Authorities celebrated New York City’s biggest ever dog fighting ring strike on Aug. 9.

Suffolk County District Attorney Tim Sini confirmed 89 dogs have been freed and 10 suspects detained, after police shut down an illegal pit bull training and fighting operation.

Between late July and early August 2021, officers raided residential properties in 11 locations across the Big Apple, Mastic, Hempstead, Uniondale, Connecticut, and Massachusetts. The far-reaching search was conducted just days before two out-of-state dog fights were scheduled to begin.

Ten suspects are accused of training puppies from as young as six-months-old for practice battles or “rolling” to test fighting aptitude. Canines that lost a fight, performed poorly, or were too severely injured were killed with “unlicensed medical treatments.”

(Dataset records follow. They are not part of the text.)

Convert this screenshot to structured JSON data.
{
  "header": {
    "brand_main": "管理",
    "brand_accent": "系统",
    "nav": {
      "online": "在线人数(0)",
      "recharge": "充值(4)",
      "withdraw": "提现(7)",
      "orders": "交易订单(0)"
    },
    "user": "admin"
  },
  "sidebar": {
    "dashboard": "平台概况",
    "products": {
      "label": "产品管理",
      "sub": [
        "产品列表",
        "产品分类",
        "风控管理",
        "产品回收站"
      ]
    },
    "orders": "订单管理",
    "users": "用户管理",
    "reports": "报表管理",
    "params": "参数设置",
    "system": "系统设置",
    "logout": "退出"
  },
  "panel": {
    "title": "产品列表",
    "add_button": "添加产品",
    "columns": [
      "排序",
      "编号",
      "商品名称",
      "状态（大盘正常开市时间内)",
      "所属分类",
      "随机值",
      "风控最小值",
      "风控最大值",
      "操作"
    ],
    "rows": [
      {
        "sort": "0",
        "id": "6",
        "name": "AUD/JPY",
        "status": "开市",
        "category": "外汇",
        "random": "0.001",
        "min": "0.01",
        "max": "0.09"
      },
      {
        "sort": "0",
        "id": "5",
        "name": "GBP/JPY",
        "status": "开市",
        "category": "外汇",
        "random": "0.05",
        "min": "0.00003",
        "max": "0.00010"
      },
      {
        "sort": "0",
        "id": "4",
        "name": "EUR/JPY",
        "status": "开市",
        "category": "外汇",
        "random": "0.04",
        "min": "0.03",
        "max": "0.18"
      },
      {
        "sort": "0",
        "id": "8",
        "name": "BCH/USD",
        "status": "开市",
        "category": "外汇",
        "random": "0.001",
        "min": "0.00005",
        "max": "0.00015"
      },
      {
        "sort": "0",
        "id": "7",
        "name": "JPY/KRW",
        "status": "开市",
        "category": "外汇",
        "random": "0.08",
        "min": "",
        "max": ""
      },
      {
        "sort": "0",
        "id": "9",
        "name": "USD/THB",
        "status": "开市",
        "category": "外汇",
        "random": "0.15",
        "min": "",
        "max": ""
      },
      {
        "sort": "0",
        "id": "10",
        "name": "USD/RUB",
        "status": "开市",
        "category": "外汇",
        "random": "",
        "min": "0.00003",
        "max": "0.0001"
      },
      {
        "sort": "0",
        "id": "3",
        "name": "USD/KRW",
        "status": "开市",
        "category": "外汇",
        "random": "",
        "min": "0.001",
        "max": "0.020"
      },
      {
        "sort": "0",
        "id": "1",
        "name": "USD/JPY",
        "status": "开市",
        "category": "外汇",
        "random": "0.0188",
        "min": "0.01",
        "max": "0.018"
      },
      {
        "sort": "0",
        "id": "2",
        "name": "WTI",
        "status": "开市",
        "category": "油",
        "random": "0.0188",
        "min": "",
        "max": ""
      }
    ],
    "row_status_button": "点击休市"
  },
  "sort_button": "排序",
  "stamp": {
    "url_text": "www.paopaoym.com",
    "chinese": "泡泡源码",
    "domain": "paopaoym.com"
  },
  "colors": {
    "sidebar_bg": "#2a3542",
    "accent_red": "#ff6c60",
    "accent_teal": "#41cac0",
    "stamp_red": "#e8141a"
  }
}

Dogs that survived endured terrible living conditions throughout their adult lives, and were forced to tirelessly train for battles. Investigators confiscated what they considered to be horrific devices that would typically be used in a torture chamber.

Seized veterinary surgical supplies include skin staplers and ‘rape stands’ that are designed to immobilize female dogs for breeding. There were also plugging cords used for electrocution, steroids and other supplements for enhanced performance, and ‘break sticks’ to release a dog’s grip on another canine.

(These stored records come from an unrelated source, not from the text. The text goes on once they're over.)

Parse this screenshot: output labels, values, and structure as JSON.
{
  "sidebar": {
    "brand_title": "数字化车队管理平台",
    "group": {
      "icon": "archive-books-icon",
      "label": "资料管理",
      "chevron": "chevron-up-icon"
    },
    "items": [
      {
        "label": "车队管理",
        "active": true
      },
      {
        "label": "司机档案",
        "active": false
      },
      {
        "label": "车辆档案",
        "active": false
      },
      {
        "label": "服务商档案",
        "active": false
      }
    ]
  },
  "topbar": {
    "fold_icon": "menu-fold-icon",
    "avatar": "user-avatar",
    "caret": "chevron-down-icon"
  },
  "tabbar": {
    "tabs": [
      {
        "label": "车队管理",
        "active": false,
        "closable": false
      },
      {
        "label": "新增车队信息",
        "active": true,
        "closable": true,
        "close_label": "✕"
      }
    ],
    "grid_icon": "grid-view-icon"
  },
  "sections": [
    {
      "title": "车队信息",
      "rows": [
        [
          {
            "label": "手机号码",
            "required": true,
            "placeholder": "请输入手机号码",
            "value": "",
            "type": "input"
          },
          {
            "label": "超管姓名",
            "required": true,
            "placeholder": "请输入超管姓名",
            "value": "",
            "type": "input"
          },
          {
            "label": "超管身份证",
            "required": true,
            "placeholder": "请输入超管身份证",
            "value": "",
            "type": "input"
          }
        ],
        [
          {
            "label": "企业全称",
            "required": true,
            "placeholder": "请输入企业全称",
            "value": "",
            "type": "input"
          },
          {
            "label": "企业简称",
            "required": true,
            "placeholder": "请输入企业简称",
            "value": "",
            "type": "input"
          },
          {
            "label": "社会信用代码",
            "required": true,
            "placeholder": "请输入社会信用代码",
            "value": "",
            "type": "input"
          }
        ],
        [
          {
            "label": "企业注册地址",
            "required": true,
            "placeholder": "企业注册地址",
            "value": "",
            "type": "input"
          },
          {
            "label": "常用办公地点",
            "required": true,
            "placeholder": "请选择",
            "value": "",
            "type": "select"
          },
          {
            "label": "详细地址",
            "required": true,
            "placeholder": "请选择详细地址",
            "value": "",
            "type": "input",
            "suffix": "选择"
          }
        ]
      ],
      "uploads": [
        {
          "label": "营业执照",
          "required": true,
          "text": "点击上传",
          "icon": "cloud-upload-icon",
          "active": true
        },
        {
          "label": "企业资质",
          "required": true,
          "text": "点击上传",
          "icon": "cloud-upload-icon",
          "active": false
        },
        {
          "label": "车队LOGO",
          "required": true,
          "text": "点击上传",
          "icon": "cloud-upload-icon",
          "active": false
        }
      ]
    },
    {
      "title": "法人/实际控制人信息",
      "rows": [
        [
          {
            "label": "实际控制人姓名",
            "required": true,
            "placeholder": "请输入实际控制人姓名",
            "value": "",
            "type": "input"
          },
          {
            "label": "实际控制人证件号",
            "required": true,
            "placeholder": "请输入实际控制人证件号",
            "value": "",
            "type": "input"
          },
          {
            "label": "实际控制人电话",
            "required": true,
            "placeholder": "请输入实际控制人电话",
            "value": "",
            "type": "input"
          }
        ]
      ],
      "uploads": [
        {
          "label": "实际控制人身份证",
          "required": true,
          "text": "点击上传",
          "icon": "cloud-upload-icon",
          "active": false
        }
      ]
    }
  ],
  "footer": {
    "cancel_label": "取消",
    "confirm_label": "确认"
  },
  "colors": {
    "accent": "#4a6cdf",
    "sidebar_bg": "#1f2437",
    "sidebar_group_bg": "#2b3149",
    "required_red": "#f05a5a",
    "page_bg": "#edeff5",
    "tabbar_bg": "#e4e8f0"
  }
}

Some of the many items confiscated on Aug. 10, 2021. (Eyewitness News ABC7NY Screenshot via TheBL/YouTube)

“These are defenseless animals that are bred for one purpose: to kill or be killed for the mere entertainment of these depraved individuals,” Sini said according to Newsday. “The only thing these defendants cared about were money, and their own personal status, in this sick underground network.”

Authorities revealed dog fights were very profitable, with individuals betting up to $175,000 on a single competition that could last for hours.

“Many of us have dogs as pets in our homes and we love them as another family member,” Sini said in a statement. “This case is about how a criminal network bred dogs, tortured them, and put them in serious harm’s way just to make a buck.”

Officials charged Mastic residents William Ashton and Darrel Madison, Bay Shore residents Jontae Barker and Jerome Chapman, Edward Hodge (Uniondale), Jeffrey Spencer (Wyandanch), Paul Whelan (Shirley), Timothy Eury (Hempstead), Charles Macwhinnie (Hampton Bays), and Joseph Owens (Amityville). Most of the suspects were aged between 32 and 80.

The investigation concluded inhumane dog fighting culture “persists in all corners of America,” and officers will continue to shut it down.